- **WHAT YOU SHOULD DO**: Your output should be an exact copy of the records, with no pictures in it.

---- DATASET RECORDS

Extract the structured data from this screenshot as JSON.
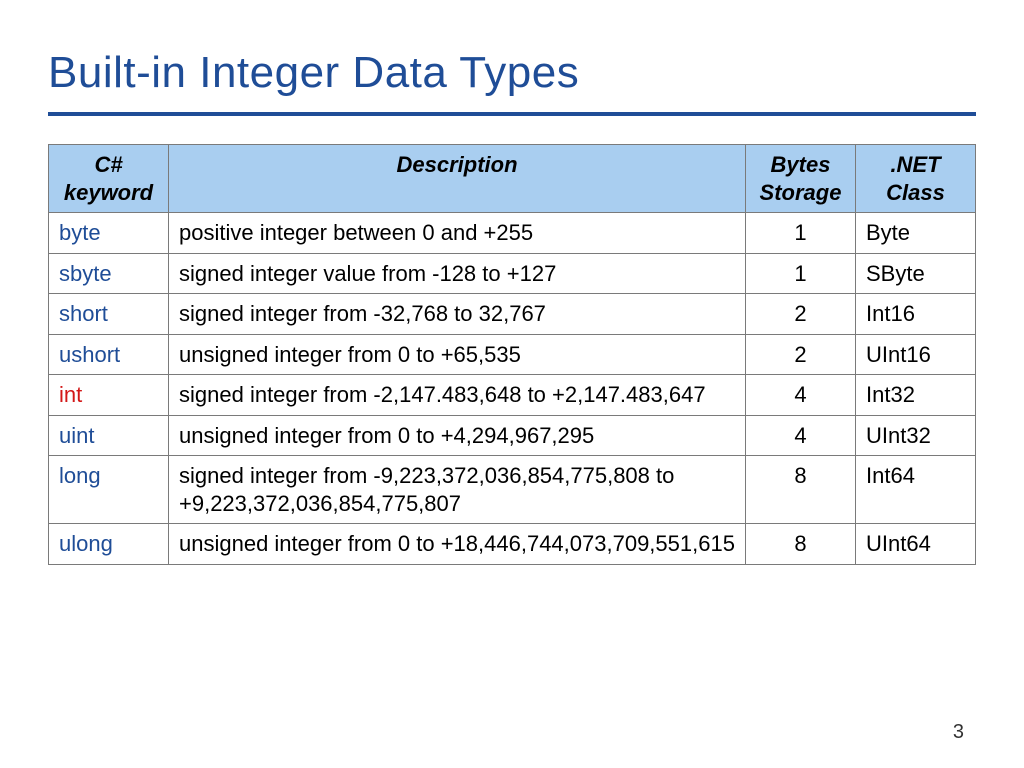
{
  "title": "Built-in Integer Data Types",
  "page_number": "3",
  "table": {
    "headers": {
      "keyword": "C# keyword",
      "description": "Description",
      "bytes": "Bytes Storage",
      "net": ".NET Class"
    },
    "rows": [
      {
        "keyword": "byte",
        "highlight": false,
        "description": "positive integer between 0 and +255",
        "bytes": "1",
        "net": "Byte"
      },
      {
        "keyword": "sbyte",
        "highlight": false,
        "description": "signed integer value from -128 to +127",
        "bytes": "1",
        "net": "SByte"
      },
      {
        "keyword": "short",
        "highlight": false,
        "description": "signed integer from -32,768 to 32,767",
        "bytes": "2",
        "net": "Int16"
      },
      {
        "keyword": "ushort",
        "highlight": false,
        "description": "unsigned integer from 0 to +65,535",
        "bytes": "2",
        "net": "UInt16"
      },
      {
        "keyword": "int",
        "highlight": true,
        "description": "signed integer from -2,147.483,648 to +2,147.483,647",
        "bytes": "4",
        "net": "Int32"
      },
      {
        "keyword": "uint",
        "highlight": false,
        "description": "unsigned integer from 0 to +4,294,967,295",
        "bytes": "4",
        "net": "UInt32"
      },
      {
        "keyword": "long",
        "highlight": false,
        "description": "signed integer from -9,223,372,036,854,775,808 to +9,223,372,036,854,775,807",
        "bytes": "8",
        "net": "Int64"
      },
      {
        "keyword": "ulong",
        "highlight": false,
        "description": "unsigned integer from 0 to +18,446,744,073,709,551,615",
        "bytes": "8",
        "net": "UInt64"
      }
    ]
  }
}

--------

- **OUTPUT OF THE TASK**:
Extract the structured data from this screenshot as JSON.
{
  "title": "Built-in Integer Data Types",
  "page_number": "3",
  "table": {
    "headers": {
      "keyword": "C# keyword",
      "description": "Description",
      "bytes": "Bytes Storage",
      "net": ".NET Class"
    },
    "rows": [
      {
        "keyword": "byte",
        "highlight": false,
        "description": "positive integer between 0 and +255",
        "bytes": "1",
        "net": "Byte"
      },
      {
        "keyword": "sbyte",
        "highlight": false,
        "description": "signed integer value from -128 to +127",
        "bytes": "1",
        "net": "SByte"
      },
      {
        "keyword": "short",
        "highlight": false,
        "description": "signed integer from -32,768 to 32,767",
        "bytes": "2",
        "net": "Int16"
      },
      {
        "keyword": "ushort",
        "highlight": false,
        "description": "unsigned integer from 0 to +65,535",
        "bytes": "2",
        "net": "UInt16"
      },
      {
        "keyword": "int",
        "highlight": true,
        "description": "signed integer from -2,147.483,648 to +2,147.483,647",
        "bytes": "4",
        "net": "Int32"
      },
      {
        "keyword": "uint",
        "highlight": false,
        "description": "unsigned integer from 0 to +4,294,967,295",
        "bytes": "4",
        "net": "UInt32"
      },
      {
        "keyword": "long",
        "highlight": false,
        "description": "signed integer from -9,223,372,036,854,775,808 to +9,223,372,036,854,775,807",
        "bytes": "8",
        "net": "Int64"
      },
      {
        "keyword": "ulong",
        "highlight": false,
        "description": "unsigned integer from 0 to +18,446,744,073,709,551,615",
        "bytes": "8",
        "net": "UInt64"
      }
    ]
  }
}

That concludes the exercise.